Dogs and cats can catch COVID-19 from their owners and can even come down with symptoms, a new study shows.
Vet experts have warned pet owners with symptoms to stay away from their animals in case they infect them too.
In the latest preliminary research, which has not been peer reviewed, vet science experts in Canada tested the pets of a group of people with a confirmed COVID-19 diagnosis.
The experts, in a first group, took swabs from 17 cats, 18 dogs and one ferret whose owners had a diagnosis within two weeks.
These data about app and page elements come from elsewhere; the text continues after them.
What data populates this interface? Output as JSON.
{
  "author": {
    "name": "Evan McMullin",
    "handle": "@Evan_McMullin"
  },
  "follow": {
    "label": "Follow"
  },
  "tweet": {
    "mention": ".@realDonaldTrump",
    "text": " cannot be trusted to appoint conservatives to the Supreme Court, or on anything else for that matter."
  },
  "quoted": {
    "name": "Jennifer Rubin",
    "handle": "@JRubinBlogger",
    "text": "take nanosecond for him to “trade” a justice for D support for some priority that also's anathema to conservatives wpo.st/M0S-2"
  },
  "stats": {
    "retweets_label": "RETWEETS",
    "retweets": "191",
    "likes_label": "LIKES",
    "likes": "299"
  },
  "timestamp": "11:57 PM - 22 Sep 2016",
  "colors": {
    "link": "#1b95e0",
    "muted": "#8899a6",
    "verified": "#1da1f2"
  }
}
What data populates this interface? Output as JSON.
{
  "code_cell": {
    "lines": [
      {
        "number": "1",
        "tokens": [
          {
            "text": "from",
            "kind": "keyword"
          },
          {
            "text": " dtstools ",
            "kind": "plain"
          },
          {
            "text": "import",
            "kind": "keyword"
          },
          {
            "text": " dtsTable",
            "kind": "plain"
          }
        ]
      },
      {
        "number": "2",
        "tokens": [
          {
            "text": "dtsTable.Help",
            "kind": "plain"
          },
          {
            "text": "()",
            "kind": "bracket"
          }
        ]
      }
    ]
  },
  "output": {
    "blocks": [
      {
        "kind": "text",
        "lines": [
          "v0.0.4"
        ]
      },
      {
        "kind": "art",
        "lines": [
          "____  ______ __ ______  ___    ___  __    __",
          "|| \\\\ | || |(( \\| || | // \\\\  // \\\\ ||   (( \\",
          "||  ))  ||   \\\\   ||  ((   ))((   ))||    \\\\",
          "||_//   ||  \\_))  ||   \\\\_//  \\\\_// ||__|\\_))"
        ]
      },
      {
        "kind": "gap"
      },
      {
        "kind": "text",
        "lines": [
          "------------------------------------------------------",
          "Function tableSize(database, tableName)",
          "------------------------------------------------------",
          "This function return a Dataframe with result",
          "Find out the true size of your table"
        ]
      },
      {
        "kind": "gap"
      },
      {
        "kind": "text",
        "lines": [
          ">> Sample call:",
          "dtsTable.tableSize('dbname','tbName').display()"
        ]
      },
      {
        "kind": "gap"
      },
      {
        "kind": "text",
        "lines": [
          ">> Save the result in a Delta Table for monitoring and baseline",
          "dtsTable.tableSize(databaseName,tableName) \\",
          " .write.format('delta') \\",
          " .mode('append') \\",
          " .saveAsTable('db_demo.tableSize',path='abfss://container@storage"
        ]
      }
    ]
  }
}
These were all negative for a current illness, except one unclear result.
Then they take blood antibody tests of eight cats and 10 dogs, whose owners were outside the two-week window, comparing these to control samples taken from the same animals before the pandemic.
Among the cats the results indicated presence of IgG or IgM antibodies in four (50 percent) and three (38 percent) respectively, while two dogs also tested positive (20 percent).
The tests indicated all cats and one of the dogs with antibodies were reported to have shown signs of respiratory or other illness at the same time as their owners.
“While eligible participant number was limited by relatively low human transmission rates in the study area, these preliminary results suggest that a substantial proportion of pets in households of persons with COVID-19 end up developing antibodies,” said study co-author Dorothee Bienzle, Professor of Veterinary Pathology at the University of Guelph in Ontario.
Independent experts commenting on the research said the sample size was too small to draw broad conclusions and that pet owners should not be worried.
Sally Cutler, Professor of Medical Microbiology, University of East London said there was not enough evidence to alarm people attempting to isolate from their animals.
“Pets can be a source of comfort for humans especially when unwell,” she said, adding that it had not yet been demonstrated whether pets could be a source of human infection.
Domestic cats and dogs from Europe to the US have tested positive for the virus during the pandemic, while in April New York’s Bronx Zoo said a tiger had caught the virus, probably from an asymptomatic caretaker.
The World Health Organization (WHO) has said it was unclear whether infected animals pose a risk to humans.